Thomas Wilson was very much a man of his time.
Born to a prosperous but undistinguished family of the Lincolnshire
gentry in 1523 or 1524, he went to Eton, then to King's College, Cambridge, taking his
M. A. in 1549. At Cambridge he studied Greek with Sir John Cheke, leading "Grecian" of the time, and
developed lifelong friendships with several men who would later become
prominent courtiers and humanists, notably Thomas Smith (later to write De
and Roger Ascham (who later wrote The Scholemaster).
In the 1550's Wilson
accepted an appointment as tutor to the sons of Katherine, Duchess of
Suffolk, member of the important Willoughby
family of Wilson's native Lincolnshire. Her deceased husband was
Charles Brandon, the intimate friend of Henry VIII. While in her service Wilson formed enduring connections with influential men
in the Protestant circles at court, particularly Sir Edward Dymock and William Cecil, a member of the privy council
who later, as Lord Burleigh, would become the most powerful of Elizabeth's courtiers.
In 1551 Wilson published the first book on logic ever written in English (The
Rule of Reason), and in 1553 he brought out The Art of Rhetoric,
dedicating it to John Dudley, Earl of Warwick, heir to the staunchly
Protestant Duke of Northumberland, who effectively ruled England during the
sad last years of the dying boy-king Edward VI.
With the accession of the Catholic Mary, Wilson left England
There he spent the next five years studying civil law and engaging in enough
Protestant intrigue to be imprisoned (and possibly tortured) by the
inquisition, though in August of 1559 he was able to escape during an
anti-Dominican riot after the death of Pope Paul IV. He took refuge in Ferrara, where he
received a doctorate in law in November, 1559.
In 1560, with Elizabeth on the throne and the
Earl of Leicester (brother of Wilson's late
patron, John Dudley) in ascendancy at court, Wilson
returned to London.
He was soon appointed to remunerative and responsible positions in the
government. In 1561 he became the master of St. Katherine's Hospital in the Tower of London, and later that year he was

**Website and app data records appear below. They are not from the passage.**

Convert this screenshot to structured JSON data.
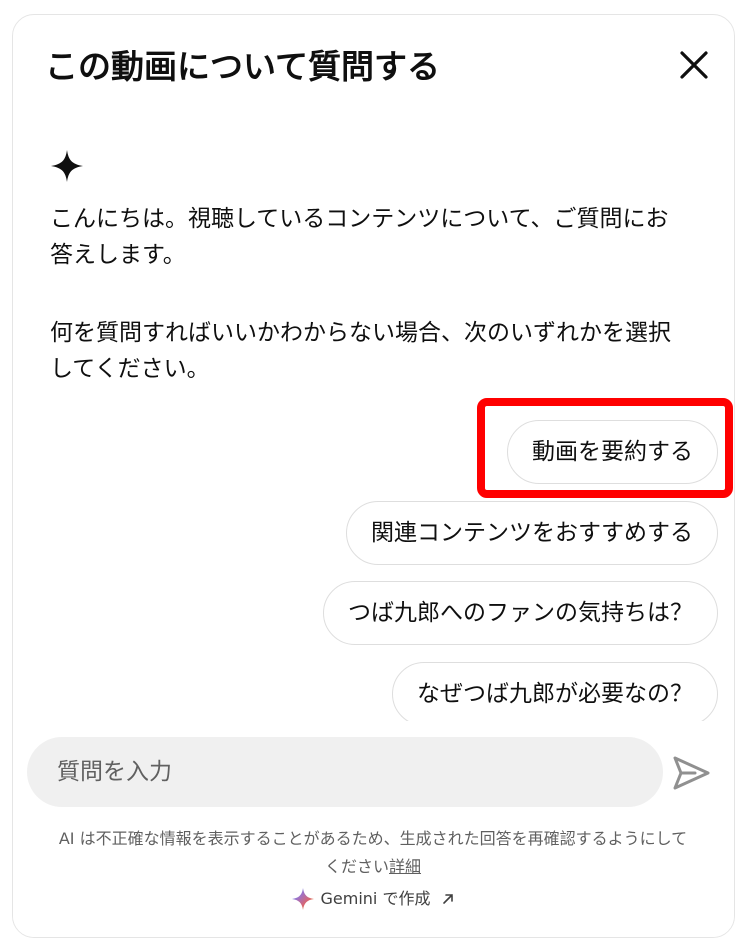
{
  "header": {
    "title": "この動画について質問する",
    "close_icon": "close-icon"
  },
  "chat": {
    "assistant_icon": "sparkle-icon",
    "messages": [
      "こんにちは。視聴しているコンテンツについて、ご質問にお答えします。",
      "何を質問すればいいかわからない場合、次のいずれかを選択してください。"
    ],
    "suggestions": [
      "動画を要約する",
      "関連コンテンツをおすすめする",
      "つば九郎へのファンの気持ちは？",
      "なぜつば九郎が必要なの？"
    ],
    "highlight_color": "#ff0000"
  },
  "input": {
    "placeholder": "質問を入力",
    "value": "",
    "send_icon": "send-icon"
  },
  "footer": {
    "disclaimer": "AI は不正確な情報を表示することがあるため、生成された回答を再確認するようにしてください",
    "details_link": "詳細",
    "gemini_label": "Gemini で作成",
    "gemini_icon": "gemini-icon",
    "external_icon": "external-link-icon"
  }
}
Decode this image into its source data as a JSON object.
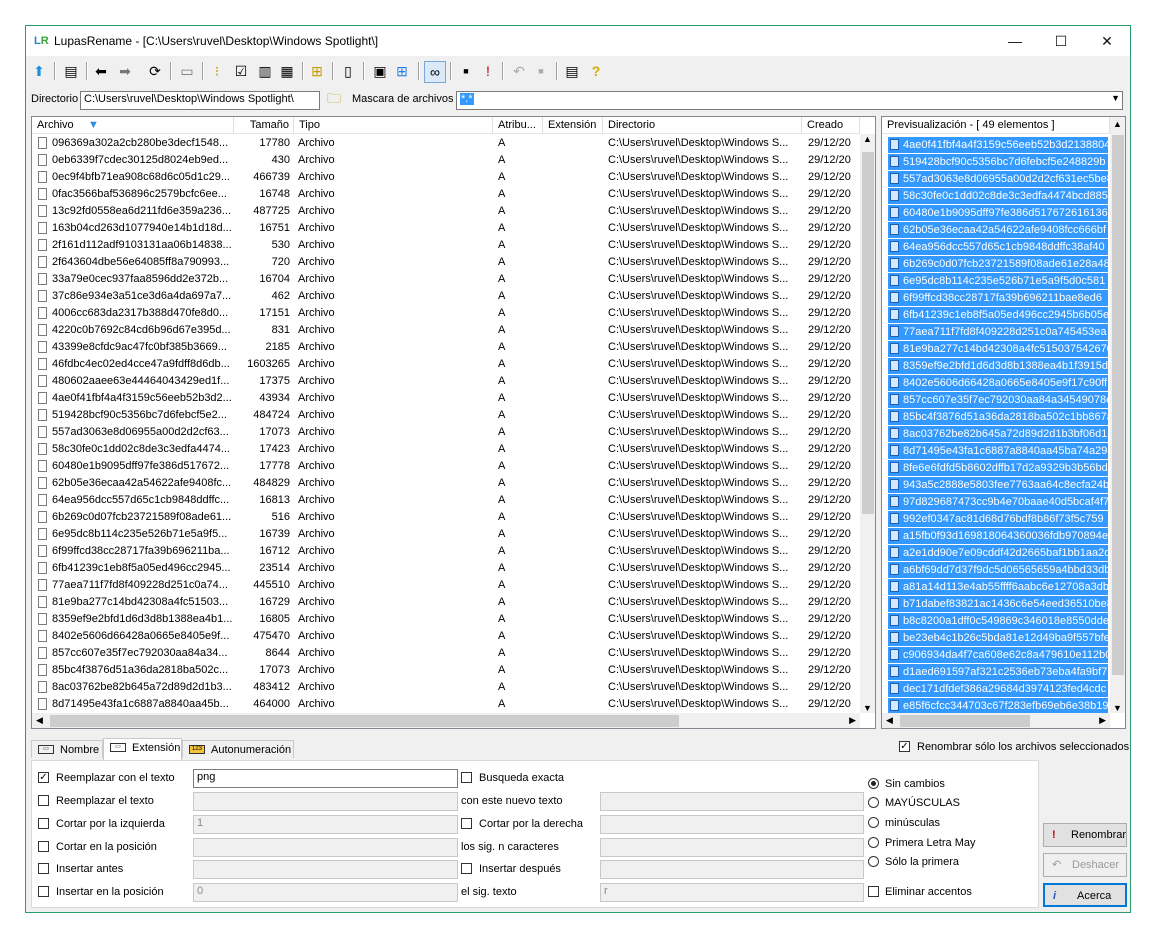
{
  "window": {
    "app_title": "LupasRename - [C:\\Users\\ruvel\\Desktop\\Windows Spotlight\\]",
    "logo": "LR",
    "min_label": "—",
    "max_label": "☐",
    "close_label": "✕"
  },
  "dirbar": {
    "directorio_label": "Directorio",
    "directorio_value": "C:\\Users\\ruvel\\Desktop\\Windows Spotlight\\",
    "mascara_label": "Mascara de archivos",
    "mascara_value": "*.*"
  },
  "filelist": {
    "columns": [
      "Archivo",
      "Tamaño",
      "Tipo",
      "Atribu...",
      "Extensión",
      "Directorio",
      "Creado"
    ],
    "tipo": "Archivo",
    "attr": "A",
    "dir": "C:\\Users\\ruvel\\Desktop\\Windows S...",
    "created": "29/12/20",
    "rows": [
      {
        "name": "096369a302a2cb280be3decf1548...",
        "size": "17780"
      },
      {
        "name": "0eb6339f7cdec30125d8024eb9ed...",
        "size": "430"
      },
      {
        "name": "0ec9f4bfb71ea908c68d6c05d1c29...",
        "size": "466739"
      },
      {
        "name": "0fac3566baf536896c2579bcfc6ee...",
        "size": "16748"
      },
      {
        "name": "13c92fd0558ea6d211fd6e359a236...",
        "size": "487725"
      },
      {
        "name": "163b04cd263d1077940e14b1d18d...",
        "size": "16751"
      },
      {
        "name": "2f161d112adf9103131aa06b14838...",
        "size": "530"
      },
      {
        "name": "2f643604dbe56e64085ff8a790993...",
        "size": "720"
      },
      {
        "name": "33a79e0cec937faa8596dd2e372b...",
        "size": "16704"
      },
      {
        "name": "37c86e934e3a51ce3d6a4da697a7...",
        "size": "462"
      },
      {
        "name": "4006cc683da2317b388d470fe8d0...",
        "size": "17151"
      },
      {
        "name": "4220c0b7692c84cd6b96d67e395d...",
        "size": "831"
      },
      {
        "name": "43399e8cfdc9ac47fc0bf385b3669...",
        "size": "2185"
      },
      {
        "name": "46fdbc4ec02ed4cce47a9fdff8d6db...",
        "size": "1603265"
      },
      {
        "name": "480602aaee63e44464043429ed1f...",
        "size": "17375"
      },
      {
        "name": "4ae0f41fbf4a4f3159c56eeb52b3d2...",
        "size": "43934"
      },
      {
        "name": "519428bcf90c5356bc7d6febcf5e2...",
        "size": "484724"
      },
      {
        "name": "557ad3063e8d06955a00d2d2cf63...",
        "size": "17073"
      },
      {
        "name": "58c30fe0c1dd02c8de3c3edfa4474...",
        "size": "17423"
      },
      {
        "name": "60480e1b9095dff97fe386d517672...",
        "size": "17778"
      },
      {
        "name": "62b05e36ecaa42a54622afe9408fc...",
        "size": "484829"
      },
      {
        "name": "64ea956dcc557d65c1cb9848ddffc...",
        "size": "16813"
      },
      {
        "name": "6b269c0d07fcb23721589f08ade61...",
        "size": "516"
      },
      {
        "name": "6e95dc8b114c235e526b71e5a9f5...",
        "size": "16739"
      },
      {
        "name": "6f99ffcd38cc28717fa39b696211ba...",
        "size": "16712"
      },
      {
        "name": "6fb41239c1eb8f5a05ed496cc2945...",
        "size": "23514"
      },
      {
        "name": "77aea711f7fd8f409228d251c0a74...",
        "size": "445510"
      },
      {
        "name": "81e9ba277c14bd42308a4fc51503...",
        "size": "16729"
      },
      {
        "name": "8359ef9e2bfd1d6d3d8b1388ea4b1...",
        "size": "16805"
      },
      {
        "name": "8402e5606d66428a0665e8405e9f...",
        "size": "475470"
      },
      {
        "name": "857cc607e35f7ec792030aa84a34...",
        "size": "8644"
      },
      {
        "name": "85bc4f3876d51a36da2818ba502c...",
        "size": "17073"
      },
      {
        "name": "8ac03762be82b645a72d89d2d1b3...",
        "size": "483412"
      },
      {
        "name": "8d71495e43fa1c6887a8840aa45b...",
        "size": "464000"
      }
    ]
  },
  "preview": {
    "header": "Previsualización - [ 49 elementos ]",
    "items": [
      "4ae0f41fbf4a4f3159c56eeb52b3d2138804",
      "519428bcf90c5356bc7d6febcf5e248829b",
      "557ad3063e8d06955a00d2d2cf631ec5be8",
      "58c30fe0c1dd02c8de3c3edfa4474bcd885",
      "60480e1b9095dff97fe386d517672616136",
      "62b05e36ecaa42a54622afe9408fcc666bf",
      "64ea956dcc557d65c1cb9848ddffc38af40",
      "6b269c0d07fcb23721589f08ade61e28a48",
      "6e95dc8b114c235e526b71e5a9f5d0c581",
      "6f99ffcd38cc28717fa39b696211bae8ed6",
      "6fb41239c1eb8f5a05ed496cc2945b6b05e",
      "77aea711f7fd8f409228d251c0a745453ea",
      "81e9ba277c14bd42308a4fc515037542670",
      "8359ef9e2bfd1d6d3d8b1388ea4b1f3915d",
      "8402e5606d66428a0665e8405e9f17c90ff",
      "857cc607e35f7ec792030aa84a34549078e",
      "85bc4f3876d51a36da2818ba502c1bb867a",
      "8ac03762be82b645a72d89d2d1b3bf06d1b",
      "8d71495e43fa1c6887a8840aa45ba74a29a",
      "8fe6e6fdfd5b8602dffb17d2a9329b3b56bd",
      "943a5c2888e5803fee7763aa64c8ecfa24b",
      "97d829687473cc9b4e70baae40d5bcaf4f7",
      "992ef0347ac81d68d76bdf8b86f73f5c759",
      "a15fb0f93d169818064360036fdb970894e",
      "a2e1dd90e7e09cddf42d2665baf1bb1aa2d",
      "a6bf69dd7d37f9dc5d06565659a4bbd33db",
      "a81a14d113e4ab55ffff6aabc6e12708a3db",
      "b71dabef83821ac1436c6e54eed36510be8",
      "b8c8200a1dff0c549869c346018e8550dde",
      "be23eb4c1b26c5bda81e12d49ba9f557bfe",
      "c906934da4f7ca608e62c8a479610e112b0",
      "d1aed691597af321c2536eb73eba4fa9bf7",
      "dec171dfdef386a29684d3974123fed4cdc",
      "e85f6cfcc344703c67f283efb69eb6e38b19"
    ]
  },
  "tabs": [
    "Nombre",
    "Extensión",
    "Autonumeración"
  ],
  "only_selected": "Renombrar sólo los archivos seleccionados",
  "options": {
    "reemplazar_texto": {
      "label": "Reemplazar con el texto",
      "value": "png"
    },
    "reemplazar_el": "Reemplazar el texto",
    "cortar_izq": {
      "label": "Cortar por la izquierda",
      "value": "1"
    },
    "cortar_pos": "Cortar en la posición",
    "insertar_antes": "Insertar antes",
    "insertar_pos": {
      "label": "Insertar en la posición",
      "value": "0"
    },
    "busqueda": "Busqueda exacta",
    "nuevo_texto": "con este nuevo texto",
    "cortar_der": "Cortar por la derecha",
    "sig_n": "los sig. n caracteres",
    "insertar_despues": "Insertar después",
    "sig_texto": {
      "label": "el sig. texto",
      "value": "r"
    }
  },
  "case": [
    "Sin cambios",
    "MAYÚSCULAS",
    "minúsculas",
    "Primera Letra May",
    "Sólo la primera"
  ],
  "eliminar_acentos": "Eliminar accentos",
  "buttons": {
    "renombrar": "Renombrar",
    "deshacer": "Deshacer",
    "acerca": "Acerca"
  }
}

appointed to the much more responsible position as a master (i.e., a judge)
in the Court of Requests, one of the new Tudor equity courts that relied
heavily on civil law procedures.
Throughout the 1560's and 1570's, Wilson served in various diplomatic capacities,
primarily in Spain and Portugal,
then later in the Spanish Netherlands. He came to be the crown's recognized
authority on Portuguese affairs. During this time, he also finished the first
English translation of Demosthenes (The Three Orations of Demosthenes,
Chief Orator Among the Grecians, in Favor of the Olynthians
. . . With Those His Four Orations . . . Against King Philip of Macedonie, London, 1570), which he had begun while he
was residing with Cheke in Padua during 1556. He
also completed two significant treatises on politics, both of them intended
for the ears of the Dudley circle and the
privy council. "A Discourse touching the Kingdom's Perils with their
Remedies" was never printed, but his Discourse Upon Usury was
published in 1572, though completed several years earlier.
During the early 1570's he was entrusted with the
important but unpleasant task of prosecuting traitors. He spent much of 1571
living in the Tower, preparing the case against the Duke of Norfolk,
including racking two of the duke's servants. He examined a number of those
implicated in the Ridolfi plot in 1572, and he was
among those sent to examine Mary, Queen of Scots, about her role in the
conspiracy. He sat in several Parliaments during the 1560's and 1570's, and
in 1577 he succeeded his friend Sir Thomas Smith as the queen's secretary.
Though overshadowed by the queen's other secretary, the redoubtable Walsingham, Wilson
remained an active participant on the Privy Council for the rest of his life.
Though a client of Leicester and generally a supporter of aggressively
Protestant causes (such as active intervention in the Low
Countries during the revolution against the Spanish Hapsburgs),
he tempered that allegiance with a conciliatory attitude toward Burleigh's
more pacific and conservative policies. Appointed a lay dean of Durham
Cathedral in 1579, he died at St. Katherine's Hospital on 20 May, 1581, and
was buried in St. Katherine's Church.
Richmond, Virginia, USA
6 November, 1997